• [Task item]
In the entries that follow, say how many lines contain the string "icon". Give no other words.
Data for this exercise: Begin
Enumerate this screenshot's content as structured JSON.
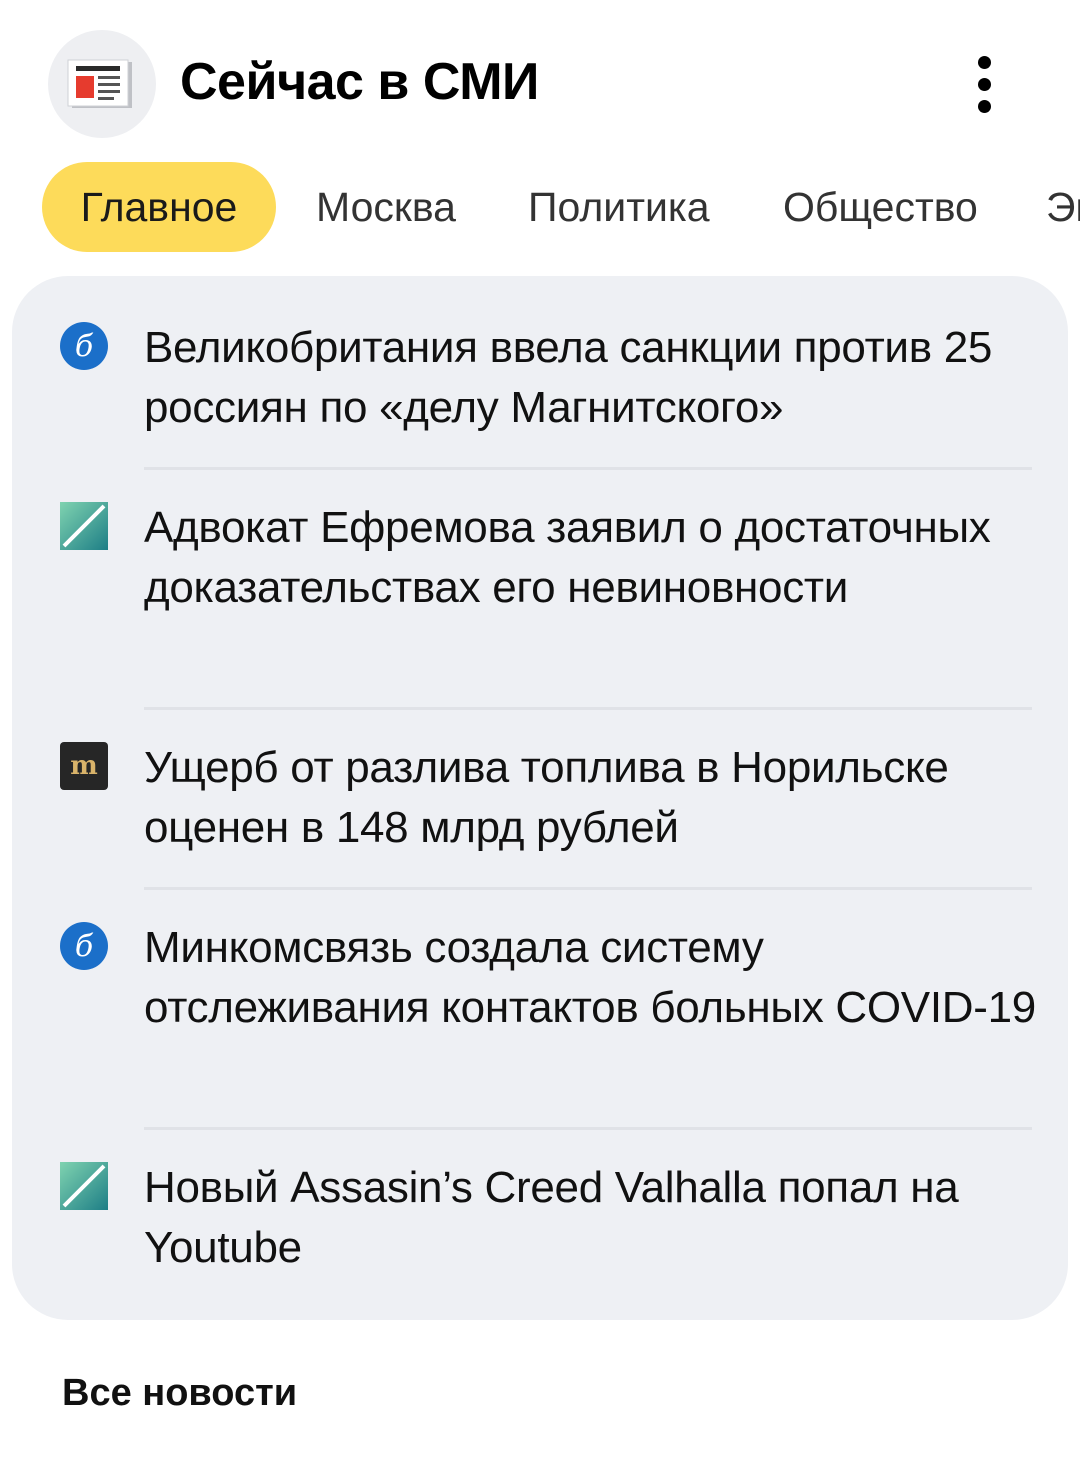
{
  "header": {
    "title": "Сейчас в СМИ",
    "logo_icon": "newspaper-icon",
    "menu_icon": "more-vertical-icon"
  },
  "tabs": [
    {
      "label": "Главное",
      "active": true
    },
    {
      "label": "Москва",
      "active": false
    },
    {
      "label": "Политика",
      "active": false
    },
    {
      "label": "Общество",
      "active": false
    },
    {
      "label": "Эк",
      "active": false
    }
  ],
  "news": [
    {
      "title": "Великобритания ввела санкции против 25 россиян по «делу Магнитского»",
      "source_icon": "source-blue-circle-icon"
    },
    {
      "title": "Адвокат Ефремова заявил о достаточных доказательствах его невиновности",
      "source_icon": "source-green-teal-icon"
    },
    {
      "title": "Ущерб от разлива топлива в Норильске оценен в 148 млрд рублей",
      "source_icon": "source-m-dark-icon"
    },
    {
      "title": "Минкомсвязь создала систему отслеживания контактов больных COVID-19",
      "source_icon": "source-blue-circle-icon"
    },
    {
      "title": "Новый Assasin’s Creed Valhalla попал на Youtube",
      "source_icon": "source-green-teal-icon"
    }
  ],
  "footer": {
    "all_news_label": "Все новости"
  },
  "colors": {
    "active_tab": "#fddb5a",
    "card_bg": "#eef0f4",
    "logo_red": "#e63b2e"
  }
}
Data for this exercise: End
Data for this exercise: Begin
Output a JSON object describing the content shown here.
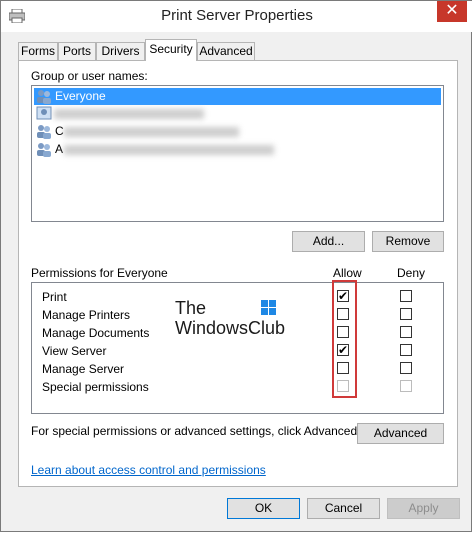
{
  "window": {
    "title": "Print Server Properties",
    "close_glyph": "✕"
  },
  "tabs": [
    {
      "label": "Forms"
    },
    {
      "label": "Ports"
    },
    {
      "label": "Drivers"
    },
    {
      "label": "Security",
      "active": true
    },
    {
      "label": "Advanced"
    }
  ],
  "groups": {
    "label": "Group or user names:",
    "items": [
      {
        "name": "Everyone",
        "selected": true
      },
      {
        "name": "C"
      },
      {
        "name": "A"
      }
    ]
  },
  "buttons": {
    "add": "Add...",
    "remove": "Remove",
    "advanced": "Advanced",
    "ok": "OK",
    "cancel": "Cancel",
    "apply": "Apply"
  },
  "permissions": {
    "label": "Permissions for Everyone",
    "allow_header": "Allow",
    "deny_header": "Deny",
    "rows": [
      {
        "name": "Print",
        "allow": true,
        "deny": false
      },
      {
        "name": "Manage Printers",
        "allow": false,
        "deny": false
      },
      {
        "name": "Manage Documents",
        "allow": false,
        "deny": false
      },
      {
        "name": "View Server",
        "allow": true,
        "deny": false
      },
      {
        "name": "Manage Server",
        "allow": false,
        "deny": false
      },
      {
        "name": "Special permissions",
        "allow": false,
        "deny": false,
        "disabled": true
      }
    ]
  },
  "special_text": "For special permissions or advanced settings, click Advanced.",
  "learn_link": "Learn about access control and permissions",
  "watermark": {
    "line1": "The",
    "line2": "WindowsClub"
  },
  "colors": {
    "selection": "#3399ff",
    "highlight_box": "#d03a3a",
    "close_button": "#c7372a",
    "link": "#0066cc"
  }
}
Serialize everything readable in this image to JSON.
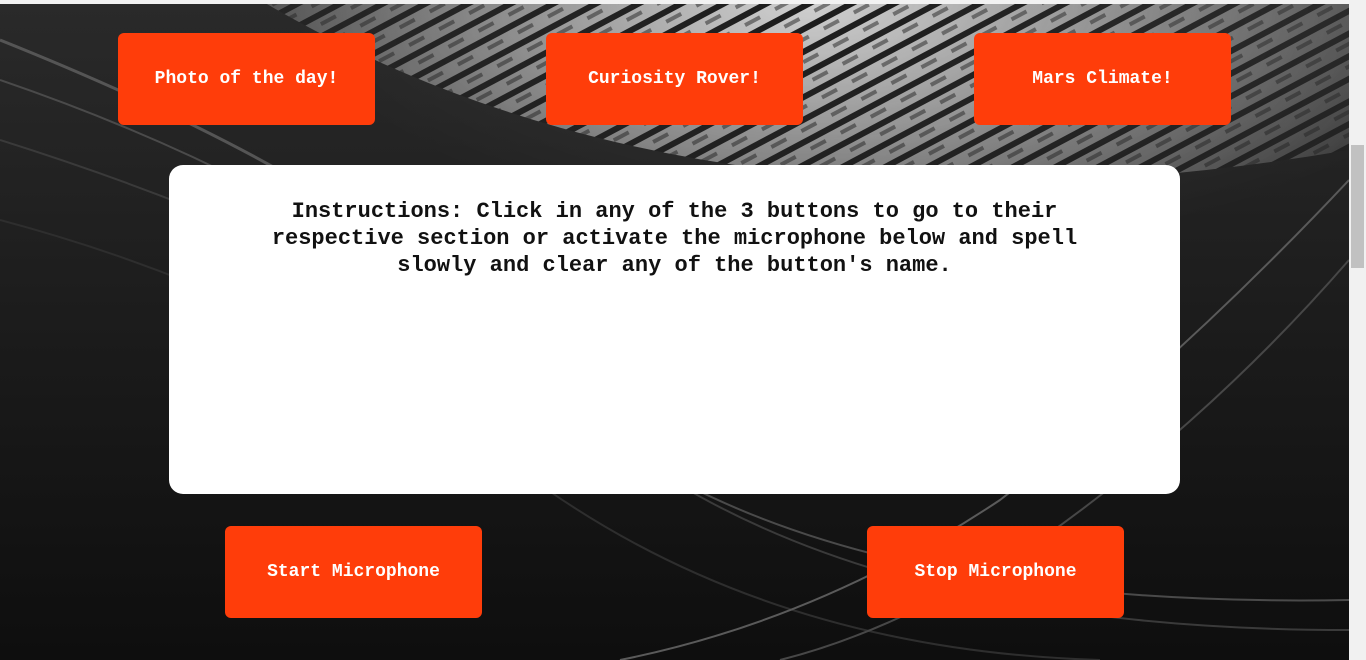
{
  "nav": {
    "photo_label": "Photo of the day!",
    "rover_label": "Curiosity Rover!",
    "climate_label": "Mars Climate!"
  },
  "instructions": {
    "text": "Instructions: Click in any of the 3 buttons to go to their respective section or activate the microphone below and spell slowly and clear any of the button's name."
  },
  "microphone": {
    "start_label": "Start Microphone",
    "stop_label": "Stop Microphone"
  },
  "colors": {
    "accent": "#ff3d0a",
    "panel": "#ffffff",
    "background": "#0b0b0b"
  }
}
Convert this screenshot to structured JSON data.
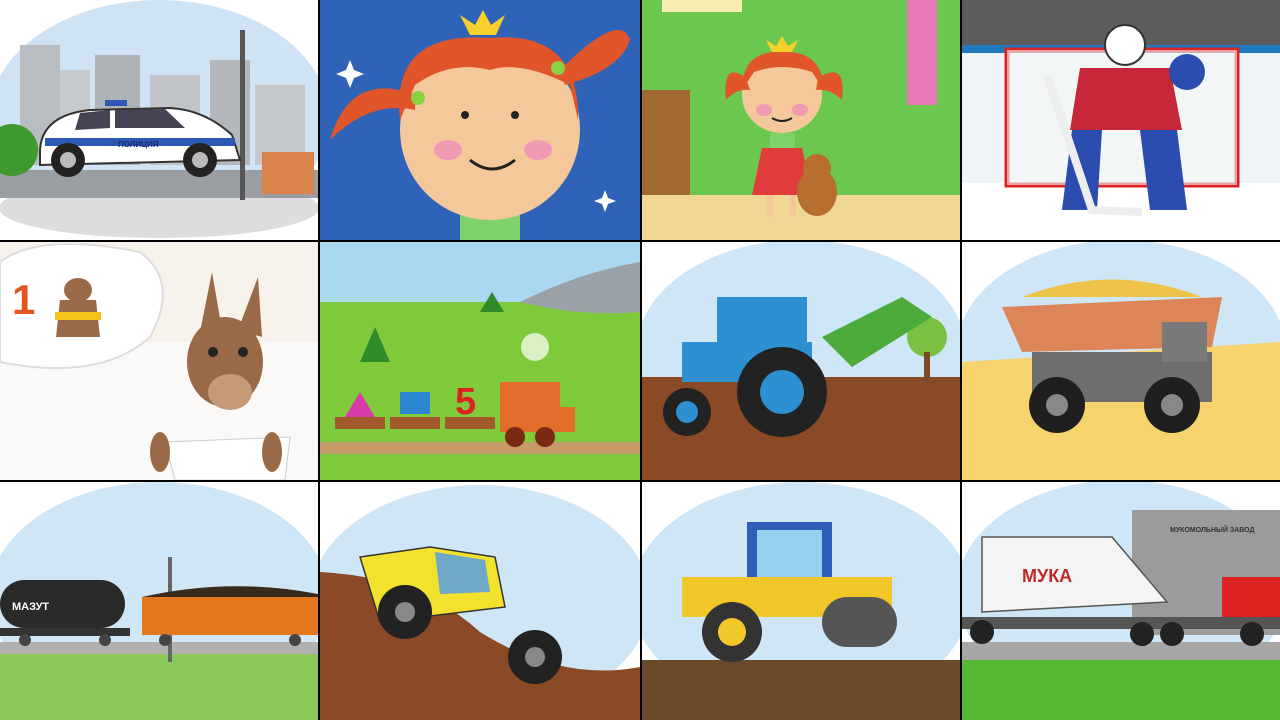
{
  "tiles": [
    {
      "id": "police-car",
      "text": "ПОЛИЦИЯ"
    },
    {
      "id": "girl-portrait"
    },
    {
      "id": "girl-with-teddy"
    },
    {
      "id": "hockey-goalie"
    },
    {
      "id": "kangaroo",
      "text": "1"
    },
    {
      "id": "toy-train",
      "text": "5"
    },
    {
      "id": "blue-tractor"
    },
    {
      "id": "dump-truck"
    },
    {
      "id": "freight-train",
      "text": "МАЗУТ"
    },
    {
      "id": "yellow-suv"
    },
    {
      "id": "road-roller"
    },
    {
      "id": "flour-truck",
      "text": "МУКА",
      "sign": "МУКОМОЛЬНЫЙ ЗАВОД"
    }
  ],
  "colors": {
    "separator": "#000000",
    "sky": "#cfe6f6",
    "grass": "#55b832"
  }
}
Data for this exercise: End
• [Solution to the exercise]
7